Pre-trail litigation: pleadings, discovery, pretrial motions, and settlement
Pleadings: complaint, answer, cross-complaint, and reply
Discovery: despotion, interrogatories, production of documents, physical/mental exam
Affirmative Defense:
Alternative Dispute Resolution: Methods of resolving a dispute other than litigation
Answer: Defendant’s written response to plaintiff’s complaint
Appeal: Asking appeal court to overturn a decision
Appellant: Appeling party (petitioner)
Appellee: responding party in an appeal (Respondent)
Arbitration: form of ADR in which parties choose a 3rd party to hear and decide the dispute
Arbitration clause: clause in a contract that requires disputes arising out of the contract to be submitted to arbitration
Class Action: group with common claims brings a lawsuit
Compliant: document plaintiff files + serves on defendant
Consolidation: act of a court to combine 2 lawsuits into 1
Cross-complaint: defendant files against plaintiff for damages
Cross-examination: after plaintiff, defendant can ask witness Q’s
Default judgment: defendant does not answer the complaint
Deponent: party who gives his or her deposition
Deposition: oral testimony by party or witness prior to trial.
Discovery: each party discovers facts of the case and witnesses

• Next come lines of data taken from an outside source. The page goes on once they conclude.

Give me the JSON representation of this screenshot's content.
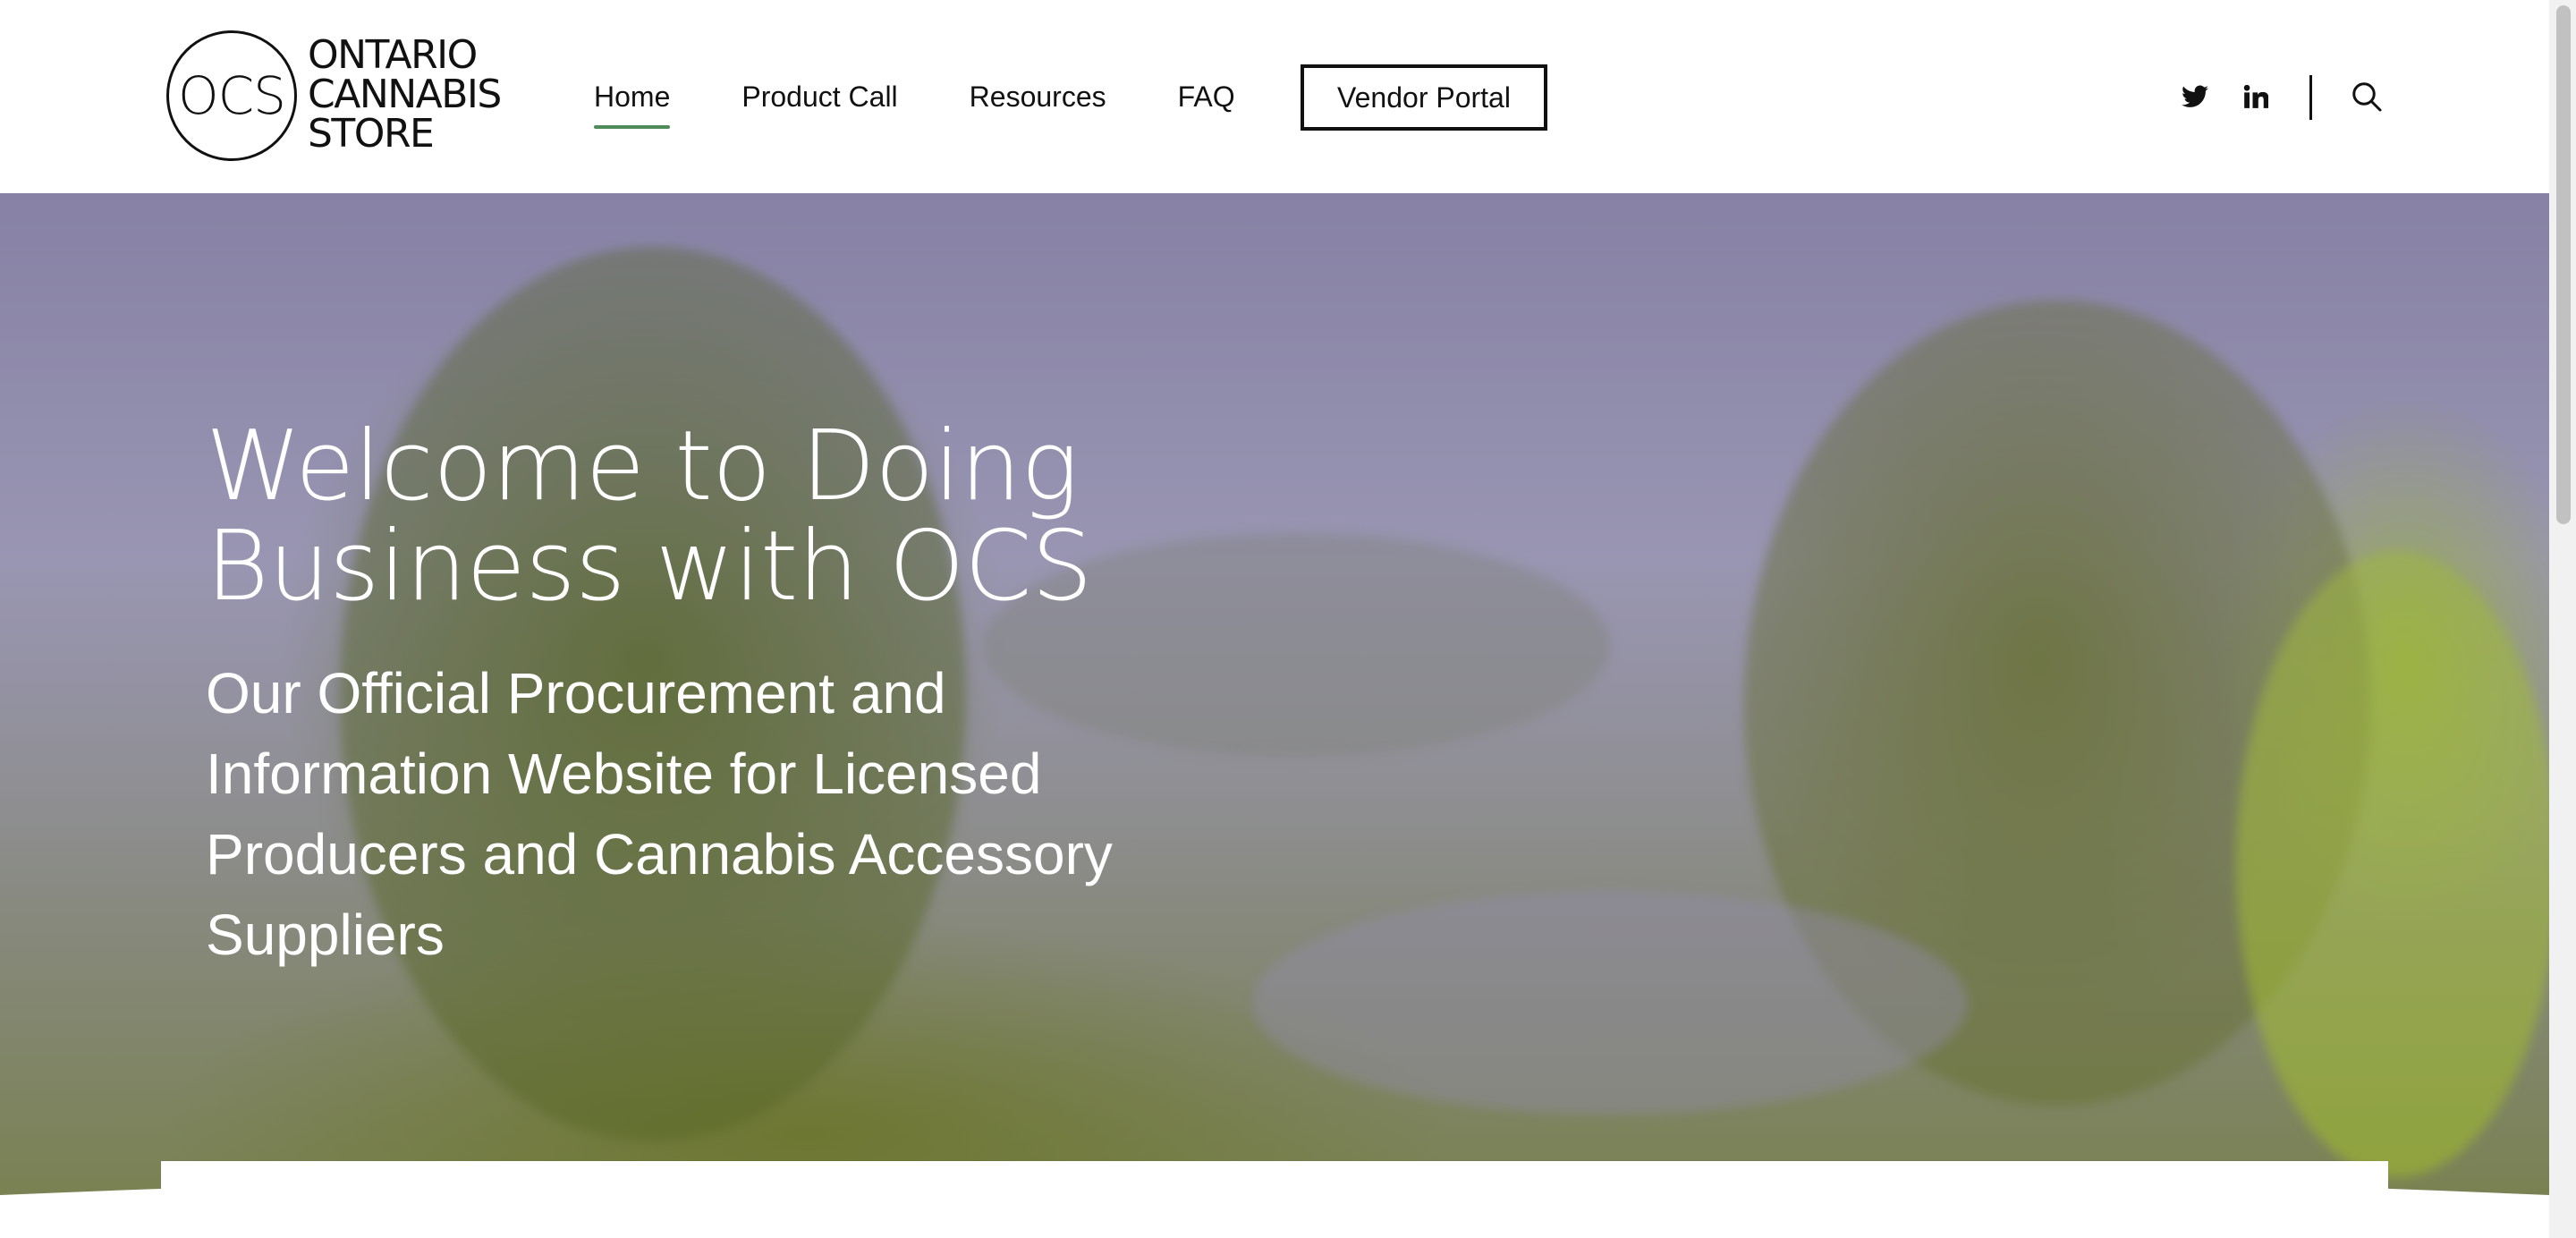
{
  "header": {
    "logo": {
      "mark": "OCS",
      "words": [
        "ONTARIO",
        "CANNABIS",
        "STORE"
      ]
    },
    "nav": [
      {
        "label": "Home",
        "active": true
      },
      {
        "label": "Product Call",
        "active": false
      },
      {
        "label": "Resources",
        "active": false
      },
      {
        "label": "FAQ",
        "active": false
      }
    ],
    "vendor_portal_label": "Vendor Portal",
    "icons": {
      "twitter": "twitter-icon",
      "linkedin": "linkedin-icon",
      "search": "search-icon"
    }
  },
  "hero": {
    "title": "Welcome to Doing Business with OCS",
    "subtitle": "Our Official Procurement and Information Website for Licensed Producers and Cannabis Accessory Suppliers"
  },
  "colors": {
    "accent": "#4f8a5b",
    "text": "#111111",
    "hero_text": "#ffffff"
  }
}
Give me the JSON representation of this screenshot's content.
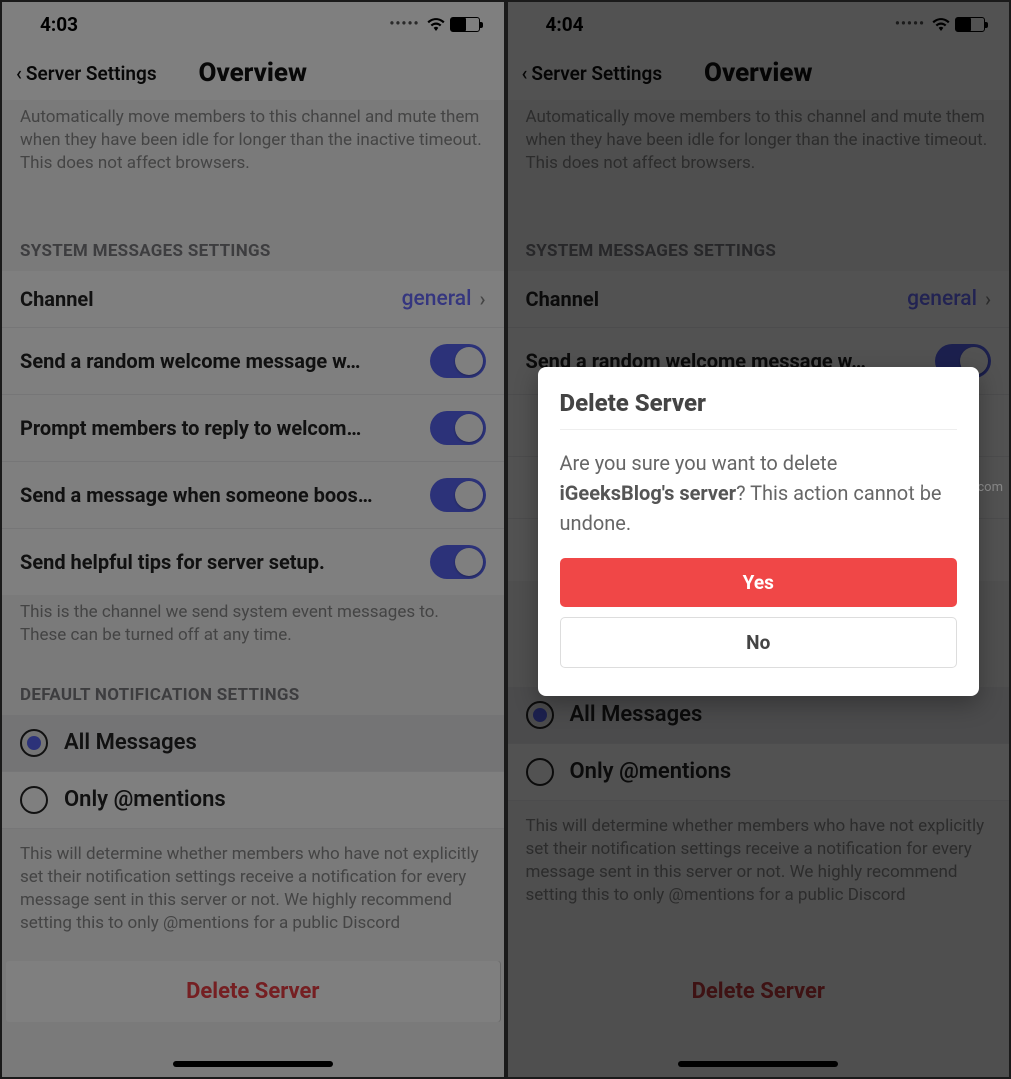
{
  "left": {
    "status_time": "4:03",
    "nav_back": "Server Settings",
    "nav_title": "Overview",
    "afk_help": "Automatically move members to this channel and mute them when they have been idle for longer than the inactive timeout. This does not affect browsers.",
    "sysmsg_header": "SYSTEM MESSAGES SETTINGS",
    "channel_label": "Channel",
    "channel_value": "general",
    "toggles": {
      "welcome": "Send a random welcome message w…",
      "prompt": "Prompt members to reply to welcom…",
      "boost": "Send a message when someone boos…",
      "tips": "Send helpful tips for server setup."
    },
    "sysmsg_help": "This is the channel we send system event messages to. These can be turned off at any time.",
    "notif_header": "DEFAULT NOTIFICATION SETTINGS",
    "notif_all": "All Messages",
    "notif_mentions": "Only @mentions",
    "notif_help": "This will determine whether members who have not explicitly set their notification settings receive a notification for every message sent in this server or not. We highly recommend setting this to only @mentions for a public Discord",
    "delete_label": "Delete Server"
  },
  "right": {
    "status_time": "4:04",
    "nav_back": "Server Settings",
    "nav_title": "Overview",
    "afk_help": "Automatically move members to this channel and mute them when they have been idle for longer than the inactive timeout. This does not affect browsers.",
    "sysmsg_header": "SYSTEM MESSAGES SETTINGS",
    "channel_label": "Channel",
    "channel_value": "general",
    "toggles": {
      "welcome": "Send a random welcome message w…"
    },
    "notif_all": "All Messages",
    "notif_mentions": "Only @mentions",
    "notif_help": "This will determine whether members who have not explicitly set their notification settings receive a notification for every message sent in this server or not. We highly recommend setting this to only @mentions for a public Discord",
    "delete_label": "Delete Server",
    "modal": {
      "title": "Delete Server",
      "body_prefix": "Are you sure you want to delete ",
      "body_bold": "iGeeksBlog's server",
      "body_suffix": "? This action cannot be undone.",
      "yes": "Yes",
      "no": "No"
    }
  },
  "watermark": "www.deuaq.com"
}
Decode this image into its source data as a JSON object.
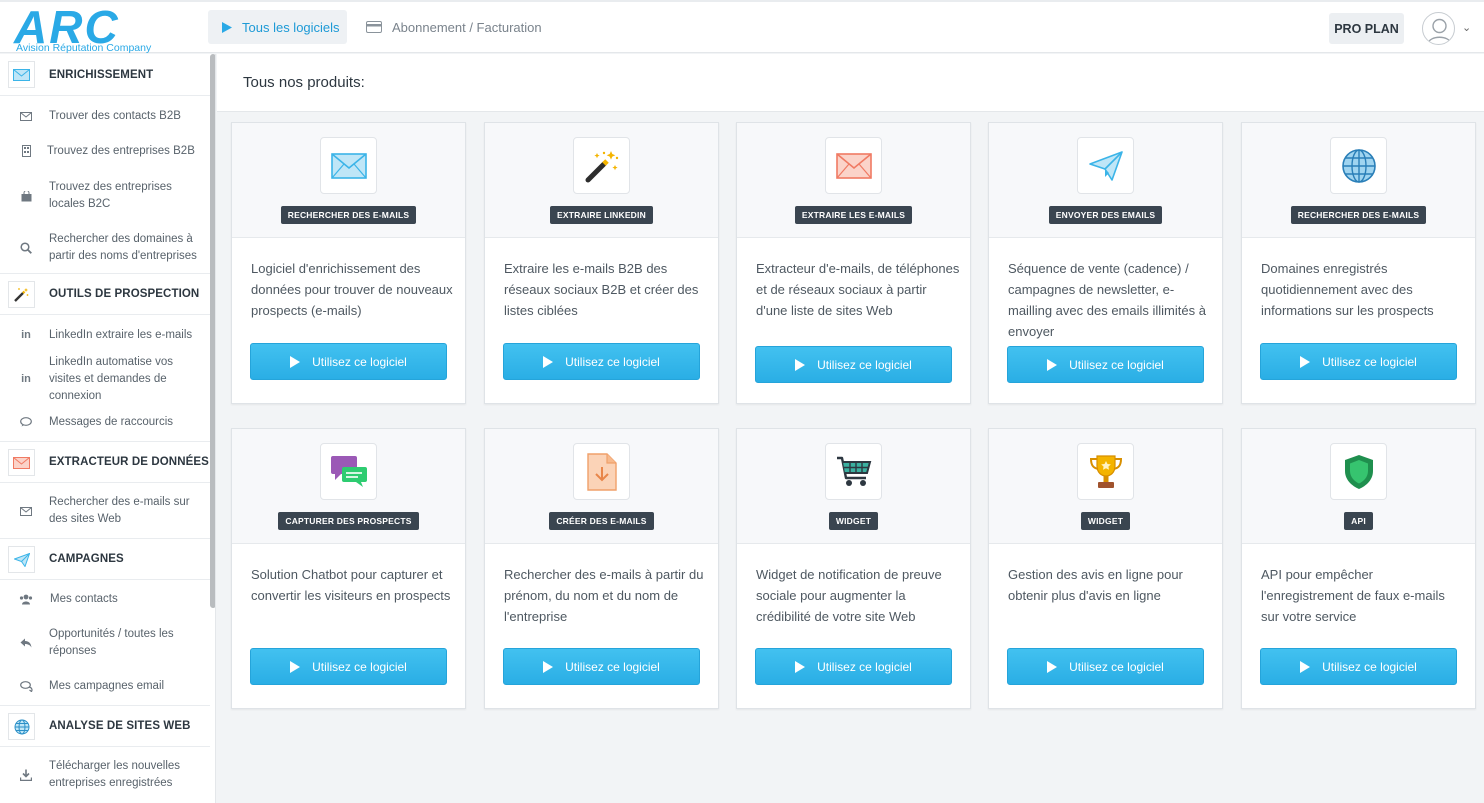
{
  "brand": {
    "letters": "ARC",
    "tagline": "Avision Réputation Company",
    "color": "#2aa9e6"
  },
  "topnav": {
    "tabs": [
      {
        "label": "Tous les logiciels",
        "active": true,
        "icon": "play-icon"
      },
      {
        "label": "Abonnement / Facturation",
        "active": false,
        "icon": "credit-card-icon"
      }
    ],
    "plan_label": "PRO PLAN"
  },
  "sidebar": {
    "sections": [
      {
        "label": "ENRICHISSEMENT",
        "icon": "envelope-icon",
        "items": [
          {
            "label": "Trouver des contacts B2B",
            "icon": "envelope-icon"
          },
          {
            "label": "Trouvez des entreprises B2B",
            "icon": "building-icon"
          },
          {
            "label": "Trouvez des entreprises locales B2C",
            "icon": "shopping-bag-icon"
          },
          {
            "label": "Rechercher des domaines à partir des noms d'entreprises",
            "icon": "search-icon"
          }
        ]
      },
      {
        "label": "OUTILS DE PROSPECTION",
        "icon": "magic-wand-icon",
        "items": [
          {
            "label": "LinkedIn extraire les e-mails",
            "icon": "linkedin-icon"
          },
          {
            "label": "LinkedIn automatise vos visites et demandes de connexion",
            "icon": "linkedin-icon"
          },
          {
            "label": "Messages de raccourcis",
            "icon": "chat-icon"
          }
        ]
      },
      {
        "label": "EXTRACTEUR DE DONNÉES",
        "icon": "envelope-red-icon",
        "items": [
          {
            "label": "Rechercher des e-mails sur des sites Web",
            "icon": "envelope-icon"
          }
        ]
      },
      {
        "label": "CAMPAGNES",
        "icon": "paper-plane-icon",
        "items": [
          {
            "label": "Mes contacts",
            "icon": "users-icon"
          },
          {
            "label": "Opportunités / toutes les réponses",
            "icon": "reply-icon"
          },
          {
            "label": "Mes campagnes email",
            "icon": "comments-icon"
          }
        ]
      },
      {
        "label": "ANALYSE DE SITES WEB",
        "icon": "globe-icon",
        "items": [
          {
            "label": "Télécharger les nouvelles entreprises enregistrées",
            "icon": "download-icon"
          }
        ]
      }
    ]
  },
  "main": {
    "title": "Tous nos produits:",
    "button_label": "Utilisez ce logiciel",
    "cards": [
      {
        "tag": "RECHERCHER DES E-MAILS",
        "icon": "envelope-icon",
        "description": "Logiciel d'enrichissement des données pour trouver de nouveaux prospects (e-mails)"
      },
      {
        "tag": "EXTRAIRE LINKEDIN",
        "icon": "magic-wand-icon",
        "description": "Extraire les e-mails B2B des réseaux sociaux B2B et créer des listes ciblées"
      },
      {
        "tag": "EXTRAIRE LES E-MAILS",
        "icon": "envelope-red-icon",
        "description": "Extracteur d'e-mails, de téléphones et de réseaux sociaux à partir d'une liste de sites Web"
      },
      {
        "tag": "ENVOYER DES EMAILS",
        "icon": "paper-plane-icon",
        "description": "Séquence de vente (cadence) / campagnes de newsletter, e-mailling avec des emails illimités à envoyer"
      },
      {
        "tag": "RECHERCHER DES E-MAILS",
        "icon": "globe-icon",
        "description": "Domaines enregistrés quotidiennement avec des informations sur les prospects"
      },
      {
        "tag": "CAPTURER DES PROSPECTS",
        "icon": "chat-bubbles-icon",
        "description": "Solution Chatbot pour capturer et convertir les visiteurs en prospects"
      },
      {
        "tag": "CRÉER DES E-MAILS",
        "icon": "file-download-icon",
        "description": "Rechercher des e-mails à partir du prénom, du nom et du nom de l'entreprise"
      },
      {
        "tag": "WIDGET",
        "icon": "shopping-cart-icon",
        "description": "Widget de notification de preuve sociale pour augmenter la crédibilité de votre site Web"
      },
      {
        "tag": "WIDGET",
        "icon": "trophy-icon",
        "description": "Gestion des avis en ligne pour obtenir plus d'avis en ligne"
      },
      {
        "tag": "API",
        "icon": "shield-icon",
        "description": "API pour empêcher l'enregistrement de faux e-mails sur votre service"
      }
    ]
  }
}
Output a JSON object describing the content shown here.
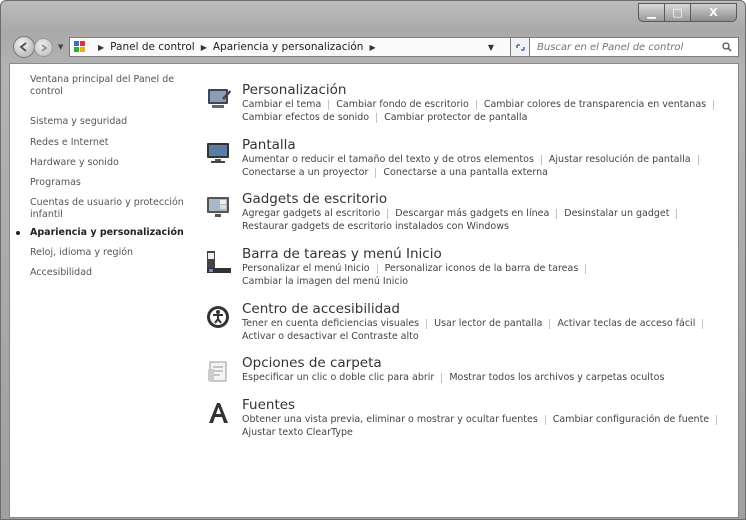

Electronic arbitration: arbitration of a dispute using online arbitration services
E-court: court that permits e-filing of pleadings, briefs, etc.
Electronic dispute Resolution: use of online ADR services to resolve a dispute
Electronic mediation: mediation of a dispute using online mediation
Error of law: appeal approved based on error of law in a case
Fact-finding: parties use a 3rd person to investigate their dispute
Interrogatories: written questions from 1 party to another party
Intervention: act of others to join an existing lawsuit
Judicial referee: court appoints someone to conduct a private trial and render a judgment
Jury Instructions: instruction the judge gives to jury of the law
Litigation: process of bringing + maintaining a lawsuit
Mediation: form of ADR in which parties use a mediator to propose a settlement of their dispute
Motion for judgment on Pleadings: if all facts are true, the party making the motion would win the lawsuit
Motion for summary judgment: there are no factual disputes to be decided by jury and the judge can apply the proper law and decide
Negotiation: Parties discuss a way to reach a voluntary settlement
Plaintiff: party who files a complaint
Pleadings: paperwork filed to initiate and respond to a lawsuit
Physical/mental Examination: court-ordered exam of a party before trial for the extent of the alleged injuries
Pretrial motions: Motion a party can make to dispose of a lawsuit
Production of Documents: request by 1 party to produce all documents relevant to the case prior to trial
Rebuttal: After defendant, the plaintiff can call witnesses to rebut the defendant’s case
Re-direct examination: plaintiff attorney asks defendant witness Q’s
Rejoinder: Defendant calls more witnesses to counter rebuttal
Remittitur: judge reduces amount of damages awarded if they find the jury to be biased, emotional, or inflamed
Sequester: separated from family
Settlement Conference: hearing before trial to decide settlement
Statute of limitations: period for which a plaintiff brings lawsuit
Summons: Court order that tell defendant to appear in court
Trier of fact: jury is the judge when there is not a jury trial
Uniform Arbitration Act: promotes the arbitration of disputes at the state level
Voir Dire: judge and attorneys ask jurors questions to determine if they would be biased in their decisions
Written Memorandum: sets forth the reasons for judgment

Chapter 4
Bicameral: both Us Senate and Us House of Repre. – Congress
Bill of Rights: first 10 amendmants to the constitution added in 1791
Checks and balances: prevents one branch from becoming too powerful
Civil rights